* **EXERCISE GOAL**: What follows is a set of records. Repeat every one of them exactly.

━━━ INPUT FOR THIS TASK

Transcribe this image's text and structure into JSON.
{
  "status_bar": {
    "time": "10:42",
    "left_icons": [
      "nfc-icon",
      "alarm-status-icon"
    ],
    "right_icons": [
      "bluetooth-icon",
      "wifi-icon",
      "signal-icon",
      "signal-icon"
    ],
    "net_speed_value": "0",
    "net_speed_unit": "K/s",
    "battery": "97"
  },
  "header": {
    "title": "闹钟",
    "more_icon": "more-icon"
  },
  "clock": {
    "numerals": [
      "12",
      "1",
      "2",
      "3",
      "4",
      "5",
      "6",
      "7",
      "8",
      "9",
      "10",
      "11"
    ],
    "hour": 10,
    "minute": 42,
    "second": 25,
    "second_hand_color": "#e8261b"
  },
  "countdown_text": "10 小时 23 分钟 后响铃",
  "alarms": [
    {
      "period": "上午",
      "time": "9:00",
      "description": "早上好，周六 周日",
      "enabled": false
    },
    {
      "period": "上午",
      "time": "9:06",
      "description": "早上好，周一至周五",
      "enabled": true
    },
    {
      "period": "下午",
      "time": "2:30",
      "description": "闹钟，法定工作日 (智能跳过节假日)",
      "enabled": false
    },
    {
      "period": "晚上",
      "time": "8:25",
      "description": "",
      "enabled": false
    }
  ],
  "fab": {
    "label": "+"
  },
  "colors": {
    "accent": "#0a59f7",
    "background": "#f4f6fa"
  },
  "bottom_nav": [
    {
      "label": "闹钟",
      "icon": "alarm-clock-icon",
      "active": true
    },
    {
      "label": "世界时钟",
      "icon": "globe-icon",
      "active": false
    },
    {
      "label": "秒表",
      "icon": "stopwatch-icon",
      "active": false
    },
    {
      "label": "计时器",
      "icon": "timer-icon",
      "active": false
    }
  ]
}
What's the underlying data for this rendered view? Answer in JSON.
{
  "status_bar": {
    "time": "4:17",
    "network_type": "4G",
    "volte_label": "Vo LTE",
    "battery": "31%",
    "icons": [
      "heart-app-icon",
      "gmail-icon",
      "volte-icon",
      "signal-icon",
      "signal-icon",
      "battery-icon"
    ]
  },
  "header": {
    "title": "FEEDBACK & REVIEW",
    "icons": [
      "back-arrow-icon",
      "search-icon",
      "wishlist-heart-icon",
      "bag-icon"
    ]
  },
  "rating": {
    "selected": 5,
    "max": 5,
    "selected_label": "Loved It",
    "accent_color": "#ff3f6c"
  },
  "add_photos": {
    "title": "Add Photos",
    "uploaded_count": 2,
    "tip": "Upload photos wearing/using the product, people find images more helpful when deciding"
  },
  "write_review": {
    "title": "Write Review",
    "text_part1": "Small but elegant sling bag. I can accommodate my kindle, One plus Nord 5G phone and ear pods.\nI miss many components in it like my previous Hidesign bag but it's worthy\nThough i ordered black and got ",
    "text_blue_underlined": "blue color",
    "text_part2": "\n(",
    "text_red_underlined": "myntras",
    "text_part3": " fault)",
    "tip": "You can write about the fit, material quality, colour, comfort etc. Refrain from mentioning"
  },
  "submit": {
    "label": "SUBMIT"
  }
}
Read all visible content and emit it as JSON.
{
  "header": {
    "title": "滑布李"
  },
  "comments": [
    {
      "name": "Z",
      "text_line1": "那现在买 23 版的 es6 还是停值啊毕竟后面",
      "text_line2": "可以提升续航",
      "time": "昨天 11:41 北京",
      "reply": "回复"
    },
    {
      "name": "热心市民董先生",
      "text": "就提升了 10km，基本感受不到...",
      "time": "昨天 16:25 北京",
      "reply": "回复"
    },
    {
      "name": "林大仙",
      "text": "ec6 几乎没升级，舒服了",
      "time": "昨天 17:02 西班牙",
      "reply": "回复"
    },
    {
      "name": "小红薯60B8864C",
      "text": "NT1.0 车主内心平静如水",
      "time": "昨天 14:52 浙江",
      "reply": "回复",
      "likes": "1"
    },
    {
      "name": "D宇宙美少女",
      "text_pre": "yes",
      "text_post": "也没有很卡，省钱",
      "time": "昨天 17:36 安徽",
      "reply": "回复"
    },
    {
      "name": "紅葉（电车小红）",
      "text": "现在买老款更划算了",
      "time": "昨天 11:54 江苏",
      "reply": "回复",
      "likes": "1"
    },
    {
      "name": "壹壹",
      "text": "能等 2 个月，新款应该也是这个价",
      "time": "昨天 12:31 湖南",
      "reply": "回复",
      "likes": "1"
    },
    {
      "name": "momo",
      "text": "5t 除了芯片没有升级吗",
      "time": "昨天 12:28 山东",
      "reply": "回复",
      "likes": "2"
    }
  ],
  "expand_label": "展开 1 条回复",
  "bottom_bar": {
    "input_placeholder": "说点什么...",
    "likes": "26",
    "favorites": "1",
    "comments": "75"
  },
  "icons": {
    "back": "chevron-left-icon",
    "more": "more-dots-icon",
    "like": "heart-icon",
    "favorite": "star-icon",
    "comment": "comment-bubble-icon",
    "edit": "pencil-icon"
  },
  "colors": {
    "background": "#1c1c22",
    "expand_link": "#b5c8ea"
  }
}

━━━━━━

* **RESPONSE BOX**:
Transcribe this image's text and structure into JSON.
{
  "status_bar": {
    "time": "10:42",
    "left_icons": [
      "nfc-icon",
      "alarm-status-icon"
    ],
    "right_icons": [
      "bluetooth-icon",
      "wifi-icon",
      "signal-icon",
      "signal-icon"
    ],
    "net_speed_value": "0",
    "net_speed_unit": "K/s",
    "battery": "97"
  },
  "header": {
    "title": "闹钟",
    "more_icon": "more-icon"
  },
  "clock": {
    "numerals": [
      "12",
      "1",
      "2",
      "3",
      "4",
      "5",
      "6",
      "7",
      "8",
      "9",
      "10",
      "11"
    ],
    "hour": 10,
    "minute": 42,
    "second": 25,
    "second_hand_color": "#e8261b"
  },
  "countdown_text": "10 小时 23 分钟 后响铃",
  "alarms": [
    {
      "period": "上午",
      "time": "9:00",
      "description": "早上好，周六 周日",
      "enabled": false
    },
    {
      "period": "上午",
      "time": "9:06",
      "description": "早上好，周一至周五",
      "enabled": true
    },
    {
      "period": "下午",
      "time": "2:30",
      "description": "闹钟，法定工作日 (智能跳过节假日)",
      "enabled": false
    },
    {
      "period": "晚上",
      "time": "8:25",
      "description": "",
      "enabled": false
    }
  ],
  "fab": {
    "label": "+"
  },
  "colors": {
    "accent": "#0a59f7",
    "background": "#f4f6fa"
  },
  "bottom_nav": [
    {
      "label": "闹钟",
      "icon": "alarm-clock-icon",
      "active": true
    },
    {
      "label": "世界时钟",
      "icon": "globe-icon",
      "active": false
    },
    {
      "label": "秒表",
      "icon": "stopwatch-icon",
      "active": false
    },
    {
      "label": "计时器",
      "icon": "timer-icon",
      "active": false
    }
  ]
}
What's the underlying data for this rendered view? Answer in JSON.
{
  "status_bar": {
    "time": "4:17",
    "network_type": "4G",
    "volte_label": "Vo LTE",
    "battery": "31%",
    "icons": [
      "heart-app-icon",
      "gmail-icon",
      "volte-icon",
      "signal-icon",
      "signal-icon",
      "battery-icon"
    ]
  },
  "header": {
    "title": "FEEDBACK & REVIEW",
    "icons": [
      "back-arrow-icon",
      "search-icon",
      "wishlist-heart-icon",
      "bag-icon"
    ]
  },
  "rating": {
    "selected": 5,
    "max": 5,
    "selected_label": "Loved It",
    "accent_color": "#ff3f6c"
  },
  "add_photos": {
    "title": "Add Photos",
    "uploaded_count": 2,
    "tip": "Upload photos wearing/using the product, people find images more helpful when deciding"
  },
  "write_review": {
    "title": "Write Review",
    "text_part1": "Small but elegant sling bag. I can accommodate my kindle, One plus Nord 5G phone and ear pods.\nI miss many components in it like my previous Hidesign bag but it's worthy\nThough i ordered black and got ",
    "text_blue_underlined": "blue color",
    "text_part2": "\n(",
    "text_red_underlined": "myntras",
    "text_part3": " fault)",
    "tip": "You can write about the fit, material quality, colour, comfort etc. Refrain from mentioning"
  },
  "submit": {
    "label": "SUBMIT"
  }
}
Read all visible content and emit it as JSON.
{
  "header": {
    "title": "滑布李"
  },
  "comments": [
    {
      "name": "Z",
      "text_line1": "那现在买 23 版的 es6 还是停值啊毕竟后面",
      "text_line2": "可以提升续航",
      "time": "昨天 11:41 北京",
      "reply": "回复"
    },
    {
      "name": "热心市民董先生",
      "text": "就提升了 10km，基本感受不到...",
      "time": "昨天 16:25 北京",
      "reply": "回复"
    },
    {
      "name": "林大仙",
      "text": "ec6 几乎没升级，舒服了",
      "time": "昨天 17:02 西班牙",
      "reply": "回复"
    },
    {
      "name": "小红薯60B8864C",
      "text": "NT1.0 车主内心平静如水",
      "time": "昨天 14:52 浙江",
      "reply": "回复",
      "likes": "1"
    },
    {
      "name": "D宇宙美少女",
      "text_pre": "yes",
      "text_post": "也没有很卡，省钱",
      "time": "昨天 17:36 安徽",
      "reply": "回复"
    },
    {
      "name": "紅葉（电车小红）",
      "text": "现在买老款更划算了",
      "time": "昨天 11:54 江苏",
      "reply": "回复",
      "likes": "1"
    },
    {
      "name": "壹壹",
      "text": "能等 2 个月，新款应该也是这个价",
      "time": "昨天 12:31 湖南",
      "reply": "回复",
      "likes": "1"
    },
    {
      "name": "momo",
      "text": "5t 除了芯片没有升级吗",
      "time": "昨天 12:28 山东",
      "reply": "回复",
      "likes": "2"
    }
  ],
  "expand_label": "展开 1 条回复",
  "bottom_bar": {
    "input_placeholder": "说点什么...",
    "likes": "26",
    "favorites": "1",
    "comments": "75"
  },
  "icons": {
    "back": "chevron-left-icon",
    "more": "more-dots-icon",
    "like": "heart-icon",
    "favorite": "star-icon",
    "comment": "comment-bubble-icon",
    "edit": "pencil-icon"
  },
  "colors": {
    "background": "#1c1c22",
    "expand_link": "#b5c8ea"
  }
}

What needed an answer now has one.